"God must have helped me," said Androcles. "I am a Christian you know. I believe in the true God."
"Goodness me" said the Emperor. "I don't think any of our Gods could do that, and I am a God myself you know."
"Come and stroke him, if you are a God," said Androcles bravely. "He will not hurt you as long as I am with him."
The Emperor did not really want to stroke the lion at all but with all the people of Rome watching him, he felt he had to try and very nervously entered the arena. The lion lay down and the Emperor very gingerly patted him on the head.
"Will you free all the Christians, and let them worship as they like?" asked Androcles.
"Yes, I will," said the Emperor, "as long as they agree to worship me as well. I am a God too, I have subdued this great lion'."
"Oh, we couldn't do that" said Androcles. "We can only worship the true God."
"You horrid, skinny little creature," said the Emperor. "I will have you torn to pieces."
The lion got up and growling in a menacing manner, backed the Emperor up against the wall of the arena.
"Don't talk like that," said Androcles, "He understands every word you say. He can tell from the tone of your voice. You must say you love me like a brother."
"I love you like a brother", said the Emperor, turning very pale.
"And you will let all the Christians go free?" asked Androcles. The lion growled, deep in his throat and leant heavily on the Emperor, breathing all over him.
"Yes, yes, they can all go free, and follow their religion. In fact as your God is so powerful I may think of becoming a Christian myself." said the Emperor desperately.
So the guards opened the cages and let all the Christians out.
"My friend and I are going home now," said Androcles. "Unless there was anything else you wanted to say to me?"
"No, no, of course not," said the Emperor. "Off you go my dear chap."
Androcles and the lion walked slowly from the arena, up the steps and out of the front door of the Colosseum. The gaping crowds following them,at a safe distance,until they reached the city gates.
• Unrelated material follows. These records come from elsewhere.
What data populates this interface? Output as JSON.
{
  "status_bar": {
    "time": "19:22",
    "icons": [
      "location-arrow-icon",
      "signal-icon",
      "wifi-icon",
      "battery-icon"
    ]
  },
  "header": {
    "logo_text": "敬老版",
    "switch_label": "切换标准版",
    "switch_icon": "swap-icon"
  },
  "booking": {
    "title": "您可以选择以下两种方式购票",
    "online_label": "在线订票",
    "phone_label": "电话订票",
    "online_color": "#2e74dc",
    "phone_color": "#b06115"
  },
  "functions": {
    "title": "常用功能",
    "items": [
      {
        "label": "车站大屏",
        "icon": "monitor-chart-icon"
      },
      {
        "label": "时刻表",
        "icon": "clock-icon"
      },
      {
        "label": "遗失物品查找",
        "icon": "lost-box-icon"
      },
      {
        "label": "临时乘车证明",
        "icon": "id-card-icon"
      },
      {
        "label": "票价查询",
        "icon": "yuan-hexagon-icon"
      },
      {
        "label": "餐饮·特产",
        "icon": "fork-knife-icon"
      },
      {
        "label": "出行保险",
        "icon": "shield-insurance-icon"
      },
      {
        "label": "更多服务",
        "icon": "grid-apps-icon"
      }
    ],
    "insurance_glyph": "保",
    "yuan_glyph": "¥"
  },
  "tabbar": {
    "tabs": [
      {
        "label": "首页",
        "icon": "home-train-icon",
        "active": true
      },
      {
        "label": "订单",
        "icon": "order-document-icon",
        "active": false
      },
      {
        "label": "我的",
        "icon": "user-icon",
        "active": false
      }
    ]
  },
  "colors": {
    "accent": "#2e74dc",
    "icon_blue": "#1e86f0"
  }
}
So Androcles went home to his tailor's shop and every morning he left out a dish of meat and the lion would come and lie in the sun outside his door, to the great amazement of all the people.